Perspective is an amazing art. Refined and enlightening as time goes on. Let’s try and keep things in perspective. Your parents and/or grandparents were called to endure all of the above – you are called to stay home and sit on your couch.
My mother was born on this day in 1906. I “see” her when I walk into my bedroom; I “see” her when I look in the mirror (because this old lady looks like her eighty-eight-year-old mother). If my mother was still alive, I could show her DNA proof that I am her daughter. She believed “they mixed up the babies in the hospital.” She raised me but there was no love or affection. She, in turn, was raised without love and affection; her father was abandoned at an early age. Beyond DNA, our “environment” plays a major role in our lives. There’s a scripture that reads “visiting the iniquity of the fathers on the children to the third and the fourth generations.” My sons bear the scars–and my grandchildren.
My father rejected the community he grew up in. At age fourteen he turned his back on family and faith. Growing up, I did not know my grandparents, aunts, uncles, or cousins. Dad deliberately chose to live “out of state” so visiting was virtually impossible. As mentioned in earlier blog messages, I knew absolutely nothing about my ancestry and (to me) the precious Old German Baptist Brethren church and community. But, about age four or five, “my Heavenly Father” introduced me to Jesus and I’ve loved Jesus my entire life. To her credit, on Sunday mornings, my mother would dress me appropriately and I’d walk (alone) several blocks and attend Sunday School. “My Heavenly Father” has never failed me!! He provided for me and my sons after their father deserted us. (Oh, the stories I could tell.)
I believe my “Frantz” grandmother was praying for me–and her son and his family. My journey into genealogy started when I sat on the grass beside my grandparent’s grave–in LaVerne, California. From that day (in 1987?) until now there has been a remarkable abundance of family history showered on me. More than any other genealogist I know, volumes of information just waiting to be compiled.
In years past, polyester was popular. I don’t know about the 2000s because I haven’t needed to shop for clothes. My wardrobe is ample. My mother had an “ample” wardrobe of bright-color dresses.

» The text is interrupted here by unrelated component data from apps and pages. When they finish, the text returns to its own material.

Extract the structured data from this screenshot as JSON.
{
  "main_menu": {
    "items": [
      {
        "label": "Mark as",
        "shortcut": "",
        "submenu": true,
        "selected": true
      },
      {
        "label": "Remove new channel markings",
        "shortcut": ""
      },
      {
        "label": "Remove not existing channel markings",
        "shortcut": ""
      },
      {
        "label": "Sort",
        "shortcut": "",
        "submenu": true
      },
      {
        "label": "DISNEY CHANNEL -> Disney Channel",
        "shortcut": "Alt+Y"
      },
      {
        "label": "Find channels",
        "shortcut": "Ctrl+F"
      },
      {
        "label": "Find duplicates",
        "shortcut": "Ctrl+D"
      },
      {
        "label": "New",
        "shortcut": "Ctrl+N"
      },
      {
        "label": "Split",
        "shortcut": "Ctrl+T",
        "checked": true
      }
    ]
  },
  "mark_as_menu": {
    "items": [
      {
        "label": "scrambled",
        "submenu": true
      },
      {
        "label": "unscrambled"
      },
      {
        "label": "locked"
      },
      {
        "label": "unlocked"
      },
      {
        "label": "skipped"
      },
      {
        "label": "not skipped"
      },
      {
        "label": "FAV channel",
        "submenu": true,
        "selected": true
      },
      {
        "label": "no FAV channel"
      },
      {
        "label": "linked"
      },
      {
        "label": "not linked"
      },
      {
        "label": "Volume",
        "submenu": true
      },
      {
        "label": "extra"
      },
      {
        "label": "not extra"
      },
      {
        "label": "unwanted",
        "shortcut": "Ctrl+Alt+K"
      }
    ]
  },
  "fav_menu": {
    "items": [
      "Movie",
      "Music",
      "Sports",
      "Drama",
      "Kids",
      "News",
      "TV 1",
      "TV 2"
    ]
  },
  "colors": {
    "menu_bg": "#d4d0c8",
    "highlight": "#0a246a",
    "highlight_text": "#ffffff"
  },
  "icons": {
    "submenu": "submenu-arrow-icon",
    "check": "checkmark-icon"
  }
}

Here are pictures of a “lap robe” fashioned with squares from Mother’s dresses.
My pets are on display to give the reader a smile. Allow me to tell you another story. From genealogy contacts with my Old German Baptist Brethren and Mennonite “cousins,” I knew they made rag rugs from polyester garments. (Polyester is almost indestructible.) I took the dresses to Modesto, California, with “rag rugs” in mind. My cousins chose to make the comforter and laprobe. I was told one dear elderly gentleman (a Brubaker cousin) cut all the squares.
Read it and weep?

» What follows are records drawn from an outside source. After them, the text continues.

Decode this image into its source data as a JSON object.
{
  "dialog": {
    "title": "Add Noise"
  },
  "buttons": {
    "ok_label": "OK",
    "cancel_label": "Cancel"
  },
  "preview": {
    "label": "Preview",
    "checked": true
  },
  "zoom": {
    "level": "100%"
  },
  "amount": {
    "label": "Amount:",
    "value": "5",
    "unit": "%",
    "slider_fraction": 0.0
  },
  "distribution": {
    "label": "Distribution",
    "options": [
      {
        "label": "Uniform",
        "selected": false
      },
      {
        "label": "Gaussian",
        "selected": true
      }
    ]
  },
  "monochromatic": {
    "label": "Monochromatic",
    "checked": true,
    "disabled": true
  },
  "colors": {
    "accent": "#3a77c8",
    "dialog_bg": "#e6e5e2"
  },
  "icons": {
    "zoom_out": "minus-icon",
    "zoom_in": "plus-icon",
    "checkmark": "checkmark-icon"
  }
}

I do not know what the future holds for Ancestry.com. My genius California cousin just sent this article and my fellow “tree climbers” should read the details. Maybe my cousin will analyze… and share his perspective.

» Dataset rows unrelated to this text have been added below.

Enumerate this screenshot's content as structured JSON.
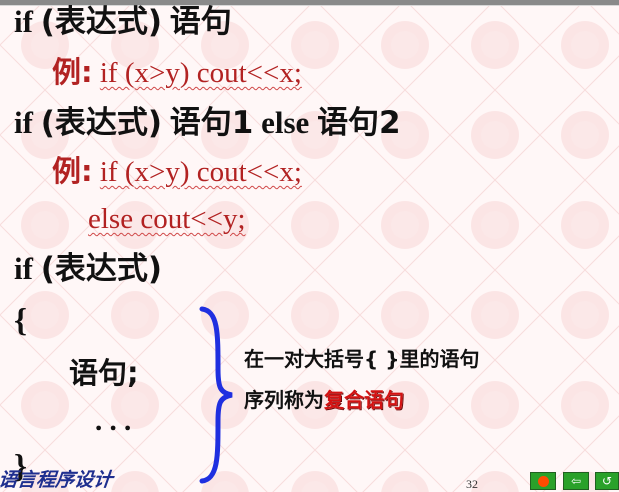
{
  "slide": {
    "line1_keyword": "if",
    "line1_cond": "(表达式)",
    "line1_stmt": "语句",
    "line2_label": "例:",
    "line2_code": "if (x>y) cout<<x;",
    "line3_keyword": "if",
    "line3_cond": "(表达式)",
    "line3_stmt1": "语句1",
    "line3_else": "else",
    "line3_stmt2": "语句2",
    "line4_label": "例:",
    "line4_code": "if (x>y) cout<<x;",
    "line5_code": "else cout<<y;",
    "line6_keyword": "if",
    "line6_cond": "(表达式)",
    "open_brace": "{",
    "statement": "语句;",
    "ellipsis": ". . .",
    "close_brace": "}",
    "note_line1": "在一对大括号{ }里的语句",
    "note_line2_prefix": "序列称为",
    "note_line2_highlight": "复合语句"
  },
  "footer": {
    "title": "语言程序设计",
    "page_number": "32"
  },
  "nav": {
    "back_label": "⇦",
    "return_label": "↺"
  },
  "colors": {
    "example_red": "#b22222",
    "highlight_red": "#d31212",
    "brace_blue": "#1f2fe0",
    "footer_blue": "#1f2f8f",
    "nav_green": "#2aa12a"
  }
}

A friend wrote that the link didn’t work. Try this link: https://gizmodo.com/worlds-biggest-landlord-buys-worlds-biggest-genealogy-w-1844630685